Specifically, CMS is still mandating surveys for:

  • All immediate jeopardy complaints (a situation in which entity noncompliance has placed the health and safety of recipients in its care at risk for serious injury, serious harm, serious impairment or death or harm) and allegations of abuse and neglect.
  • Complaints alleging infection control concerns, including facilities with potential COVID-19 or other respiratory illnesses.
  • Statutorily required recertification surveys (Nursing Home, Home Health, Hospice, and ICF/IID facilities).
  • Any revisits necessary to resolve current enforcement actions.
  • Initial certifications.

Training and resources should be devoted to ensure staff awareness of precautionary and preventative measures. Facilities should be mindful of patients with risk factors for the virus and implement measures to monitor and guard against the potential spread to other patients, providers, or visitors. Additional considerations related to patient discharge are also addressed. For instances where COVID-19 is suspected and/or identified, prompt triage and isolation of infectious patients is essential to limit unnecessary exposure. Many states have local Boards of Health that must also be notified. CMS warns that facilities with deficiencies are subject to enforcement actions ranging from requests for correction plans to termination.

Prepare Your Facility – What You Should Do Now

In light of CMS’s continued guidance, centers should review their infection prevention and control policies and procedures for droplet precautions among residents and staff. Prepare your staff with refreshed training on proper hand hygiene and personal protective equipment, and their responsibility to stay home when sick. Reassure staff that it is a similar approach to closures due to weather emergencies – something they are more familiar and comfortable with.
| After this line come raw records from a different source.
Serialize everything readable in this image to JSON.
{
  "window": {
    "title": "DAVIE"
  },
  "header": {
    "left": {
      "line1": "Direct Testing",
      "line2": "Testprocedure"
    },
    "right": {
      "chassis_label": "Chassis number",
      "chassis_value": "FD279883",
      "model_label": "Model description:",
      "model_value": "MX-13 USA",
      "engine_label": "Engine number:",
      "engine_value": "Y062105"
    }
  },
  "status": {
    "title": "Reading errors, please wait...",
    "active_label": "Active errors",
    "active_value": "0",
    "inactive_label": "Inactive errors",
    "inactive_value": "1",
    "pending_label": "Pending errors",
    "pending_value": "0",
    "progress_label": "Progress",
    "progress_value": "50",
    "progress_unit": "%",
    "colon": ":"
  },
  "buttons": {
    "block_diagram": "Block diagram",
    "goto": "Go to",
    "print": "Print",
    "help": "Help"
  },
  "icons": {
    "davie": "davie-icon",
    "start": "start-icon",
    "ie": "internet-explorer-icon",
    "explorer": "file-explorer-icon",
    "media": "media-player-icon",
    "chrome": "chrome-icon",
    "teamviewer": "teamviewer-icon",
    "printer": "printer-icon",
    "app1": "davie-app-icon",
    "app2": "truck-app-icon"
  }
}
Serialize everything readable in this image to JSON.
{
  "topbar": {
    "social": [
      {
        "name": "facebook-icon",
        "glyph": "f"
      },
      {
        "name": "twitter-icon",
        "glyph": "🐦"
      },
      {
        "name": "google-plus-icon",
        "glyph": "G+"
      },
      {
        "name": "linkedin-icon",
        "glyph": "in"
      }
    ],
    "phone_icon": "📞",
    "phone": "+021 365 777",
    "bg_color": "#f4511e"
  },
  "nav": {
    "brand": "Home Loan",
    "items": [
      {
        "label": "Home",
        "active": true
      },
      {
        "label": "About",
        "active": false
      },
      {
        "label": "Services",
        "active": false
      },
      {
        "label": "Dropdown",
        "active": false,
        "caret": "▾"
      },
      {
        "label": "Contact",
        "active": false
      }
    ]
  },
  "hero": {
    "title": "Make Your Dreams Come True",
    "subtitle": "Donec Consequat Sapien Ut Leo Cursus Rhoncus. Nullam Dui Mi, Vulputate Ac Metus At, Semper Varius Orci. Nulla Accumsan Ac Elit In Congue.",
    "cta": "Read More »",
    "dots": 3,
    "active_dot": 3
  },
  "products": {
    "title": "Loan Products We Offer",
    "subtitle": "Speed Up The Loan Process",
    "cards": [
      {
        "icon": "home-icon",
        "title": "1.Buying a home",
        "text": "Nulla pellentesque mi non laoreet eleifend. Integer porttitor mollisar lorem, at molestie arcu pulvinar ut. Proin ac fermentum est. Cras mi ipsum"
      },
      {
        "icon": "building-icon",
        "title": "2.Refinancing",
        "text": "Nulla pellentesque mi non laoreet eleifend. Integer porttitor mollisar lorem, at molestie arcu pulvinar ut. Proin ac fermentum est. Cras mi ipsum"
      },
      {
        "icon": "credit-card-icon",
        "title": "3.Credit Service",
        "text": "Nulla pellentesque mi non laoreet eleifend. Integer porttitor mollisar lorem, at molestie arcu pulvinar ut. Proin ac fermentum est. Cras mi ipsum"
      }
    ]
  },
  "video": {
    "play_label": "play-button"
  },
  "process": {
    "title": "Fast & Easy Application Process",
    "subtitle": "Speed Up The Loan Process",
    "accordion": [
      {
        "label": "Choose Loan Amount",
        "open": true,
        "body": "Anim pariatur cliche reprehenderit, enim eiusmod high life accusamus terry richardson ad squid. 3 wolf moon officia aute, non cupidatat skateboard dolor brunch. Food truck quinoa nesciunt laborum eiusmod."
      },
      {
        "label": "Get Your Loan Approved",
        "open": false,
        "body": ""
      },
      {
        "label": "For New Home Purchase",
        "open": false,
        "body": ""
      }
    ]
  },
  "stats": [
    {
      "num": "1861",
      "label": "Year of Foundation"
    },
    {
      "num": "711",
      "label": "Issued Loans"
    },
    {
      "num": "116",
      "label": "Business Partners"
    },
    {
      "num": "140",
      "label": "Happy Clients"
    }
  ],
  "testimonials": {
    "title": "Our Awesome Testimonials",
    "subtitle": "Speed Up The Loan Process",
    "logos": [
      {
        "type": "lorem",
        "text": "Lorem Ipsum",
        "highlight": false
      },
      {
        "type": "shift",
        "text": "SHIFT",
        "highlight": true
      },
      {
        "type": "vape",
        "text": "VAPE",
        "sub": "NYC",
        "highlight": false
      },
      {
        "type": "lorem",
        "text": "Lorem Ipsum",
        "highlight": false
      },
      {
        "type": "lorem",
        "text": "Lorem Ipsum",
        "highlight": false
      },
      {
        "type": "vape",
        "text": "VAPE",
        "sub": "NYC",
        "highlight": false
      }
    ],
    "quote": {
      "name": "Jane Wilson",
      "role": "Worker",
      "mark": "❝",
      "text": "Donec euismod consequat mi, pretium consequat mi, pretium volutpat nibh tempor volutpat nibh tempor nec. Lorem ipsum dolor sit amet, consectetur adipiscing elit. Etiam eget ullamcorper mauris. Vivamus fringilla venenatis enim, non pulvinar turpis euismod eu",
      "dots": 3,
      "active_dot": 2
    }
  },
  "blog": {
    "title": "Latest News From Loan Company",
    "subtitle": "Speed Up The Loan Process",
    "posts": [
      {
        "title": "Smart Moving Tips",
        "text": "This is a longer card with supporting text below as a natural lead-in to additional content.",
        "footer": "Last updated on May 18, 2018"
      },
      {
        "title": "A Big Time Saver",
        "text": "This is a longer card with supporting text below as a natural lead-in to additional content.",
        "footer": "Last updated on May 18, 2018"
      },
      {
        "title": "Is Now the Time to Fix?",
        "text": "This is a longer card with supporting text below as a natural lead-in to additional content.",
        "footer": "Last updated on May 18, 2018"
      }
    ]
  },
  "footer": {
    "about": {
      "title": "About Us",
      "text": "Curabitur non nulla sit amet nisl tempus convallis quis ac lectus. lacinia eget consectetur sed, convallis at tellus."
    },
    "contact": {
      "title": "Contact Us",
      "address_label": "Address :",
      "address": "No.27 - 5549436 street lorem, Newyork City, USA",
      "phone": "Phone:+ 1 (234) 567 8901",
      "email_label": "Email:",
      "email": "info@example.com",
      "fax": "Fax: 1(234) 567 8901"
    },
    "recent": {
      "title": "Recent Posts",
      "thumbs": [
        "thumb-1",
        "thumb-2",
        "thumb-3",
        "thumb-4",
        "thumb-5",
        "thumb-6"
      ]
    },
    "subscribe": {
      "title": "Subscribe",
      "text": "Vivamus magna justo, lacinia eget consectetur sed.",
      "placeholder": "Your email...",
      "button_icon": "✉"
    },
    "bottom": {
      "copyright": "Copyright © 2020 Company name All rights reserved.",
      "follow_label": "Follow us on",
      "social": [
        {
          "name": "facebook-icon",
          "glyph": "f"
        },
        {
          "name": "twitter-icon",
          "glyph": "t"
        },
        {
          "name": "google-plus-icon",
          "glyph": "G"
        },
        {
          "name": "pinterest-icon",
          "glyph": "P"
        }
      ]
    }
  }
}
Communication with residents and resident families is also critical.​ Centers should have a communication plan in place for how to quickly and accurately disseminate information to residents, resident families, and other responsible parties. Template letters, a dedicated “communication station,” and a designated “community liaison” are all effective preparation tools. Centers should also be prepared to handle media inquiries. Having a plan in place for the non-clinical aspects of an outbreak that can be quickly executed allows clinical staff to focus on care and the prevention of further spread.

In addition to routine infection control measures, CMS and CDC recommend centers restrict all non-essential visitation:
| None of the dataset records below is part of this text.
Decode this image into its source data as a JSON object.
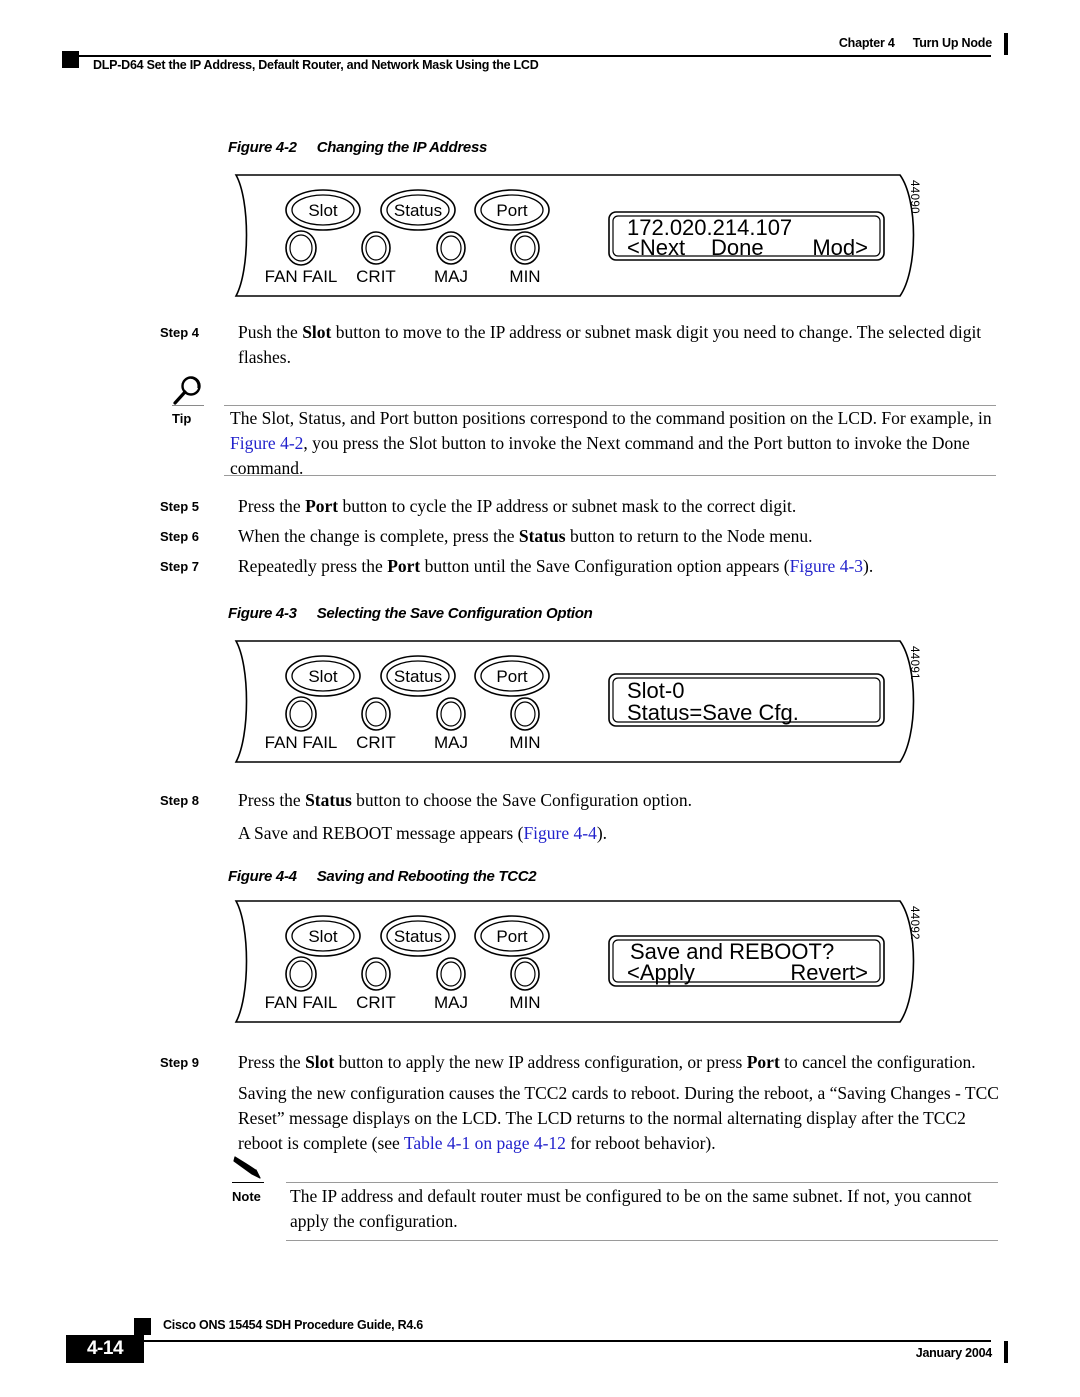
{
  "header": {
    "chapter_label": "Chapter 4",
    "chapter_title": "Turn Up Node",
    "doc_title": "DLP-D64 Set the IP Address, Default Router, and Network Mask Using the LCD"
  },
  "figures": [
    {
      "num": "Figure 4-2",
      "title": "Changing the IP Address",
      "buttons": [
        "Slot",
        "Status",
        "Port"
      ],
      "leds": [
        "FAN FAIL",
        "CRIT",
        "MAJ",
        "MIN"
      ],
      "lcd_line1": "172.020.214.107",
      "lcd_line2_left": "<Next",
      "lcd_line2_mid": "Done",
      "lcd_line2_right": "Mod>",
      "art_id": "44090"
    },
    {
      "num": "Figure 4-3",
      "title": "Selecting the Save Configuration Option",
      "buttons": [
        "Slot",
        "Status",
        "Port"
      ],
      "leds": [
        "FAN FAIL",
        "CRIT",
        "MAJ",
        "MIN"
      ],
      "lcd_line1": "Slot-0",
      "lcd_line2_left": "Status=Save Cfg.",
      "lcd_line2_mid": "",
      "lcd_line2_right": "",
      "art_id": "44091"
    },
    {
      "num": "Figure 4-4",
      "title": "Saving and Rebooting the TCC2",
      "buttons": [
        "Slot",
        "Status",
        "Port"
      ],
      "leds": [
        "FAN FAIL",
        "CRIT",
        "MAJ",
        "MIN"
      ],
      "lcd_line1": "Save and REBOOT?",
      "lcd_line2_left": "<Apply",
      "lcd_line2_mid": "",
      "lcd_line2_right": "Revert>",
      "art_id": "44092"
    }
  ],
  "steps": {
    "step4": {
      "label": "Step 4",
      "part1": "Push the ",
      "bold1": "Slot",
      "part2": " button to move to the IP address or subnet mask digit you need to change. The selected digit flashes."
    },
    "step5": {
      "label": "Step 5",
      "part1": "Press the ",
      "bold1": "Port",
      "part2": " button to cycle the IP address or subnet mask to the correct digit."
    },
    "step6": {
      "label": "Step 6",
      "part1": "When the change is complete, press the ",
      "bold1": "Status",
      "part2": " button to return to the Node menu."
    },
    "step7": {
      "label": "Step 7",
      "part1": "Repeatedly press the ",
      "bold1": "Port",
      "part2": " button until the Save Configuration option appears (",
      "link1": "Figure 4-3",
      "part3": ")."
    },
    "step8": {
      "label": "Step 8",
      "part1": "Press the ",
      "bold1": "Status",
      "part2": " button to choose the Save Configuration option.",
      "para2_part1": "A Save and REBOOT message appears (",
      "para2_link": "Figure 4-4",
      "para2_part2": ")."
    },
    "step9": {
      "label": "Step 9",
      "part1": "Press the ",
      "bold1": "Slot",
      "part2": " button to apply the new IP address configuration, or press ",
      "bold2": "Port",
      "part3": " to cancel the configuration.",
      "para2_part1": "Saving the new configuration causes the TCC2 cards to reboot. During the reboot, a “Saving Changes - TCC Reset” message displays on the LCD. The LCD returns to the normal alternating display after the TCC2 reboot is complete (see ",
      "para2_link": "Table 4-1 on page 4-12",
      "para2_part2": " for reboot behavior)."
    }
  },
  "tip": {
    "label": "Tip",
    "icon": "magnifier-icon",
    "part1": "The Slot, Status, and Port button positions correspond to the command position on the LCD. For example, in ",
    "link1": "Figure 4-2",
    "part2": ", you press the Slot button to invoke the Next command and the Port button to invoke the Done command."
  },
  "note": {
    "label": "Note",
    "icon": "pencil-icon",
    "text": "The IP address and default router must be configured to be on the same subnet. If not, you cannot apply the configuration."
  },
  "footer": {
    "guide_title": "Cisco ONS 15454 SDH Procedure Guide, R4.6",
    "page_number": "4-14",
    "date": "January 2004"
  }
}
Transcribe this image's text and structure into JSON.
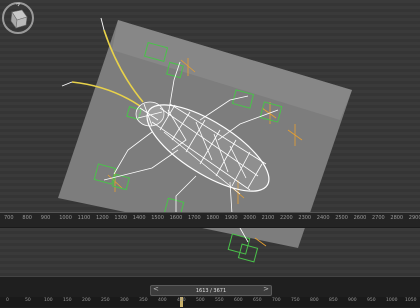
{
  "ruler": {
    "labels": [
      "700",
      "800",
      "900",
      "1000",
      "1100",
      "1200",
      "1300",
      "1400",
      "1500",
      "1600",
      "1700",
      "1800",
      "1900",
      "2000",
      "2100",
      "2200",
      "2300",
      "2400",
      "2500",
      "2600",
      "2700",
      "2800",
      "2900"
    ]
  },
  "time_slider": {
    "readout": "1613 / 3671",
    "prev_label": "<",
    "next_label": ">"
  },
  "timeline": {
    "labels": [
      "0",
      "50",
      "100",
      "150",
      "200",
      "250",
      "300",
      "350",
      "400",
      "450",
      "500",
      "550",
      "600",
      "650",
      "700",
      "750",
      "800",
      "850",
      "900",
      "950",
      "1000",
      "1050"
    ],
    "current_frame": 1613,
    "total_frames": 3671
  },
  "colors": {
    "viewport_bg": "#3a3a3a",
    "plane": "#8a8a8a",
    "wireframe": "#ffffff",
    "antenna": "#e8d24a",
    "controls": "#4ac24a",
    "gizmo": "#e8a030",
    "marker": "#c8b06a"
  },
  "icons": {
    "viewcube": "viewcube-icon"
  }
}
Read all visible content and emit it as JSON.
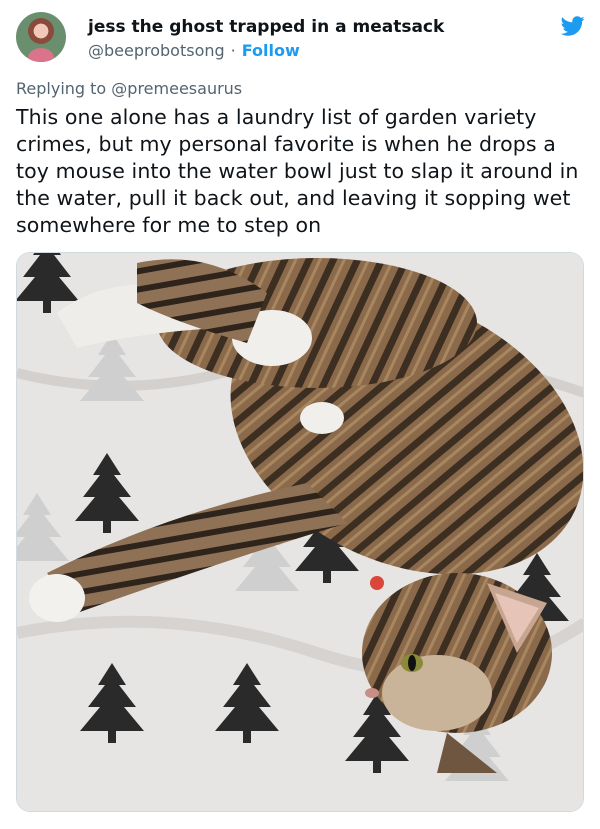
{
  "tweet": {
    "author_name": "jess the ghost trapped in a meatsack",
    "author_handle": "@beeprobotsong",
    "separator": "·",
    "follow_label": "Follow",
    "replying_prefix": "Replying to",
    "replying_to": "@premeesaurus",
    "text": "This one alone has a laundry list of garden variety crimes, but my personal favorite is when he drops a toy mouse into the water bowl just to slap it around in the water, pull it back out, and leaving it sopping wet somewhere for me to step on"
  },
  "icons": {
    "brand": "twitter-bird-icon",
    "brand_color": "#1d9bf0"
  },
  "colors": {
    "link": "#1d9bf0",
    "muted": "#536471",
    "text": "#0f1419"
  }
}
  • Restrict all visitation except for certain compassionate care situations, such as end of life situations.
  • Restrict all volunteers and non-essential healthcare personnel (HCP), including non-essential healthcare personnel (e.g., barbers).
  • Cancel all group activities and communal dining.
  • Implement active screening of residents and HCP for fever and respiratory symptoms.

Centers should also implement steps to minimize the risk of outbreak created by essential visitors, including day-to-day staff. “Handwashing” stations should be set up at all entrances and common areas with alcohol based hand sanitizers. Centers should ensure they are well-stocked with soap and other infection control equipment. Finally, centers should educate and encourage families and visitors to “visit” through alternative means, such as telephone, Skype, or FaceTime.
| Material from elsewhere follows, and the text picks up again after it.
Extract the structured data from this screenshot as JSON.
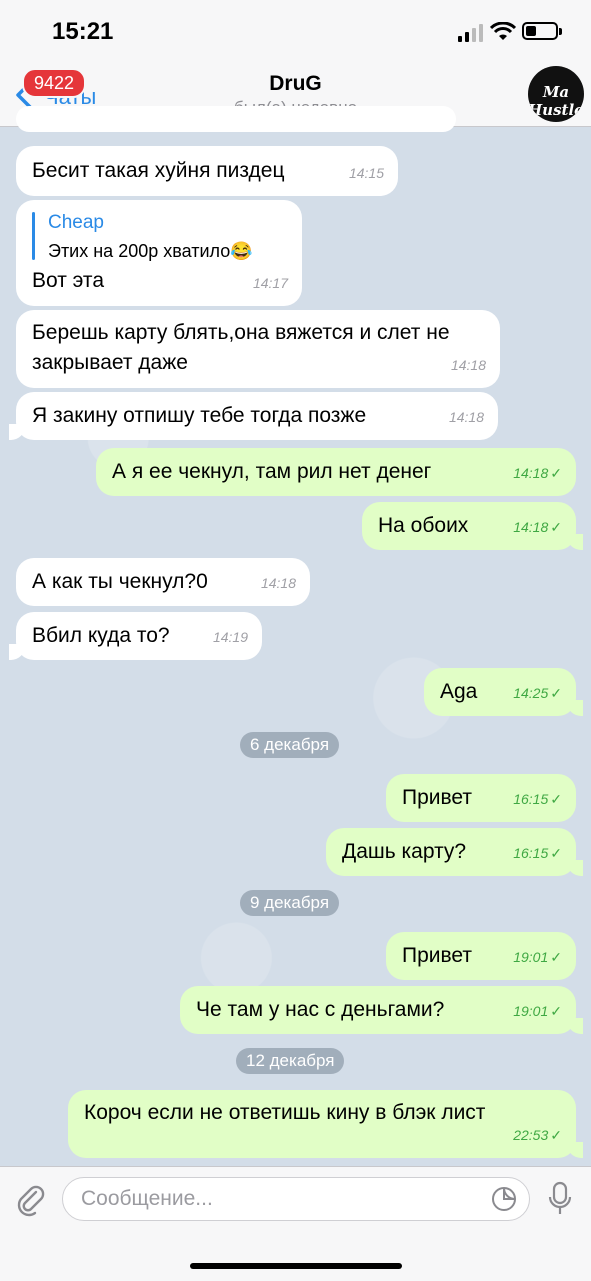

For more information, please visit CMS’s website. Buchanan Ingersoll & Rooney has established a COVID-19 response team and stands ready to answer questions or concerns related to facility compliance and practices.

This article, originally published March 9, 2020, was revised and updated March 16, 2020.
 
For more cutting-edge perspectives on the legal and business implications of COVID-19, visit our COVID-19 resource hub.